Scott can still remember Walker’s first spring practice and how things played out for the Spring Game.

“He had a lot thrown at him right away,” added Scott. “The day before the Spring Game his first year, he was expecting to get some work in, but we had an older player (Christian Capote) not able to play in the game.

“I called Landon and told him he was going to get more than he had expected. You had a young man out there going against players like Gaines Adams. He never backed down. Coach (Dabo) Swinney talks about being `All In.’ There is no question that Landon Walker has always been `All In’ during his time at Clemson.”

During his four-and-a-half years in the program, Walker has had the opportunity to play first for Scott and now for Robbie Caldwell, who joined the program in January. The experiences of playing for both coaches who are so well respected have made Walker better for it.

“Coach Scott has made me the player I am today,” explained Walker. “He taught all of us linemen how to play the game. We are technique specialists because of him. I am also very fortunate to play my final season at Clemson with Coach Caldwell as my position coach. He knows so much about this position, and that can only make me a better player.”

While Walker has had the opportunity to play for great coaches, he is quick to mention his fellow offensive linemen that are also seasoned veterans and have been through the ups and downs of the past four years.

“We have a unique group,” said Walker. “Phillip Price, who was originally a tight end, Mason Cloy, David Smith, and I came in together. We were thrown into the fire early, but that made us the close group that we are. These guys are like brothers to me. To be able to have a final season that has started out so well makes it even more memorable.”

Walker has been able to enjoy the 2011 season a little more due to his hard work in the classroom during the previous four years. In August, he earned his degree in management and is currently taking graduate classes.
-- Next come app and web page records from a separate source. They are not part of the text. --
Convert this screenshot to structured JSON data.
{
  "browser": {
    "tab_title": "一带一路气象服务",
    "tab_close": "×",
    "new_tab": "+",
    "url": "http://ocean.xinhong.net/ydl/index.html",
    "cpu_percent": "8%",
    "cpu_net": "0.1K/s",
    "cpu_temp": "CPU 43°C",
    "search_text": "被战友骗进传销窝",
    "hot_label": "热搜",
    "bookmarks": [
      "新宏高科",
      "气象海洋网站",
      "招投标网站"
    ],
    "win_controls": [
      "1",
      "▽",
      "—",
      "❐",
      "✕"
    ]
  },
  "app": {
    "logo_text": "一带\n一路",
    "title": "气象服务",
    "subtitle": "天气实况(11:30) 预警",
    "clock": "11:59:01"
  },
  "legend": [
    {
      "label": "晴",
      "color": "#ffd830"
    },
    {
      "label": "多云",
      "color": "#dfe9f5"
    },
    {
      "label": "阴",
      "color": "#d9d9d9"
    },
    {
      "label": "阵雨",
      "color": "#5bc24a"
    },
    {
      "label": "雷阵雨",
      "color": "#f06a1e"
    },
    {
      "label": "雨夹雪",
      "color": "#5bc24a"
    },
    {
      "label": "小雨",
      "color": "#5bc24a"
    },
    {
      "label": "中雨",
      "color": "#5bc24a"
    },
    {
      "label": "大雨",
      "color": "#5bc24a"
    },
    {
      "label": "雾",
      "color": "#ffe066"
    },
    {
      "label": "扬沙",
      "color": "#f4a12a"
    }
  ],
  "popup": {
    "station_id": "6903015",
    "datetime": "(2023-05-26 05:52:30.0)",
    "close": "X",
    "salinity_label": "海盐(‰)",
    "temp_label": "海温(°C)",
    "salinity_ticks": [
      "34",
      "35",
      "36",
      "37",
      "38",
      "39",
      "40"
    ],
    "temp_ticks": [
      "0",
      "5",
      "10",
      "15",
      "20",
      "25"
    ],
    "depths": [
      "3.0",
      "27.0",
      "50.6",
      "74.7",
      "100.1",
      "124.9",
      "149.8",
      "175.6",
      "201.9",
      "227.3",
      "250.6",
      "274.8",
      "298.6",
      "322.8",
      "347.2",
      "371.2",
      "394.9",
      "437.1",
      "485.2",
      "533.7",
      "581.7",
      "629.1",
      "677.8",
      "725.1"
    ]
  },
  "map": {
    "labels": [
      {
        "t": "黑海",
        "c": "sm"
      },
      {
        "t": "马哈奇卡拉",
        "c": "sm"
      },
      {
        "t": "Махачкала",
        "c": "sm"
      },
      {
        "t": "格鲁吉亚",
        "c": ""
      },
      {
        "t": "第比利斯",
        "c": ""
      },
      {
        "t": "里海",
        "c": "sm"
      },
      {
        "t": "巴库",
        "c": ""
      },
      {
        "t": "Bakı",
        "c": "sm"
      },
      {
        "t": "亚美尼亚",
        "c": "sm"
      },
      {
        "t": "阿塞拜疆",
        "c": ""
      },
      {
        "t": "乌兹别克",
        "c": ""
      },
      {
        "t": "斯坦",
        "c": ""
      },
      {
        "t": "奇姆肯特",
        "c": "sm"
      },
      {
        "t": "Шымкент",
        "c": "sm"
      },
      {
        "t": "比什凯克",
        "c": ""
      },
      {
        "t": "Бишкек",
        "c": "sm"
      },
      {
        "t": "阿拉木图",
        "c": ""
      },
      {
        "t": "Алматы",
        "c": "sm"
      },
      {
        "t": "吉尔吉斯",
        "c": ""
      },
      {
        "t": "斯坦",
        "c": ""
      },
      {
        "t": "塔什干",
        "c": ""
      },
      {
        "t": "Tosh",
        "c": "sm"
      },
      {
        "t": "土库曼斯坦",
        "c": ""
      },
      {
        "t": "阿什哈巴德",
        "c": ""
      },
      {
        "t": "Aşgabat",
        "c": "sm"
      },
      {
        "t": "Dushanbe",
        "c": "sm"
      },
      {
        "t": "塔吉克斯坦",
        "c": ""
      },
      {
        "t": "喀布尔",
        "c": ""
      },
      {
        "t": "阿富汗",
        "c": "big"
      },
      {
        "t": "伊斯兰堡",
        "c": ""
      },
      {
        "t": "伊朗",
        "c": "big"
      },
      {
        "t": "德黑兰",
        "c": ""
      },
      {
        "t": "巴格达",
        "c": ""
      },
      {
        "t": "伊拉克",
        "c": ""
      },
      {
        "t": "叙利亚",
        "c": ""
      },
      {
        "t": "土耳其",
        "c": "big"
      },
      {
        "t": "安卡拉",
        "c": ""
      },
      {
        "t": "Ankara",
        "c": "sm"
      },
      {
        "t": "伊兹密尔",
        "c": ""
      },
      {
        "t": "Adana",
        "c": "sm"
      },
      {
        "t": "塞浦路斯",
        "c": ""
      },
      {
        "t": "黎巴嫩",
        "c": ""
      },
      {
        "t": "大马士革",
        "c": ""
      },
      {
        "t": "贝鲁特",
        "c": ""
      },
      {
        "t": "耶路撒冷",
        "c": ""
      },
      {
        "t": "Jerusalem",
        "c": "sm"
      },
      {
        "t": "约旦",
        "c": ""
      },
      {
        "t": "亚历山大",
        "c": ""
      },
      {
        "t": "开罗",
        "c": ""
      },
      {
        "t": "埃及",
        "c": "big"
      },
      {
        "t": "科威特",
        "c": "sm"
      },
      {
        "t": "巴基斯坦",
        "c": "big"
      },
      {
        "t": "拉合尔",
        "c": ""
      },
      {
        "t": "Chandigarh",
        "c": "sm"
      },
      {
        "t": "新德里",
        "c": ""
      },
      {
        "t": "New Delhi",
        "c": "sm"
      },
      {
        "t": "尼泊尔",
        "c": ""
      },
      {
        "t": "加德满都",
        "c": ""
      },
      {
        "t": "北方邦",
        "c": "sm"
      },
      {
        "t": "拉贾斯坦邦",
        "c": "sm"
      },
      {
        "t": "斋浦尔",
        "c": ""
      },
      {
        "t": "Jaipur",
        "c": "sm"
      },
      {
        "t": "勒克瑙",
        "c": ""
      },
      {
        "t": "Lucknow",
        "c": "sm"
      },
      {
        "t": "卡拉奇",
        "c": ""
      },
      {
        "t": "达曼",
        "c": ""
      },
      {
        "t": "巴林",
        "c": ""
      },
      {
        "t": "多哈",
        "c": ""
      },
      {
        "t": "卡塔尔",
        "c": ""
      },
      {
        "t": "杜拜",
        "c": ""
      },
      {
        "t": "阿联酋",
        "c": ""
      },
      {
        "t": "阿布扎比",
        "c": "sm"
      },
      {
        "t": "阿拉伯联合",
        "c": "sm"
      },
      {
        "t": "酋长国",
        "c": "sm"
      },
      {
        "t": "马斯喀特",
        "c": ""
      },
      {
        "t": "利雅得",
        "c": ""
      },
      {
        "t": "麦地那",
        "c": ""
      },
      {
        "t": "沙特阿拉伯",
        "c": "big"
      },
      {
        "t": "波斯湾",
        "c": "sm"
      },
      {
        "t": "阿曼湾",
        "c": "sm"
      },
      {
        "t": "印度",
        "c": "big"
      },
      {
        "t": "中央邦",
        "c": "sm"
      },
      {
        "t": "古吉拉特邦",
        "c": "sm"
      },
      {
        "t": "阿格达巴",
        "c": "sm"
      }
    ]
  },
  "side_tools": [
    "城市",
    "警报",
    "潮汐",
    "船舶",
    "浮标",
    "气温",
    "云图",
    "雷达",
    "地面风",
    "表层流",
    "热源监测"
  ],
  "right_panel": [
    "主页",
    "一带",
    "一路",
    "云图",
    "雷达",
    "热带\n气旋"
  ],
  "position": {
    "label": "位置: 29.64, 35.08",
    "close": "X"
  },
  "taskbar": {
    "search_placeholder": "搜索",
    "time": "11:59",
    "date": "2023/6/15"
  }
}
The opportunity to have his degree before the 2011 season has been an advantage for him and his team.

“To already have my degree is a blessing,” said Walker. “Knowing I have my degree from Clemson means so much to me and my family. It also makes this season so much easier to deal with from an academic standpoint. I have more time for football than ever before.”

While he has prepared for life outside football, he has put in preparation for the next level if he decides to make the NFL a career. In his four years and 42 games as a starter, he has had to battle against the likes of Ndamukong Suh (Nebraska), now an All-Pro in the NFL, Jerry Hughes (TCU), now with the Colts, and Derrick Morgan (Georgia Tech), now with the Titans. And that list does not include his daily battles in practice for three years against Da’Quan Bowers, now with the Buccaneers.

While Walker may have a little more time than the regular student-athlete, his calendar is still jam-packed with graduate classes, practice, and other obligations. One place where you can usually find the well-spoken offensive lineman is meeting with the media that cover the Tigers. He has always had the reputation of being an outstanding representative of the program, both in good and bad times.

“It isn’t always easy being positive, especially when things are not going as well as you want them to,” admitted Walker. “But, I enjoy speaking to the media. They have a job to do. I think doing interviews helps me prepare for the game that is coming up.”

The calendar has already turned to October, and before long Walker will be playing his last game as a Tiger. However, he is still looking forward to everything that this Clemson team has to play for.

“It is really hard to believe how fast the past four years have flown by,” said Walker. “I really think this year could be very special for us. This team has done a great job of taking this season one game at a time.

“There are still so many goals out there that we have not reached and will have an opportunity to do so if we keep playing together.”

News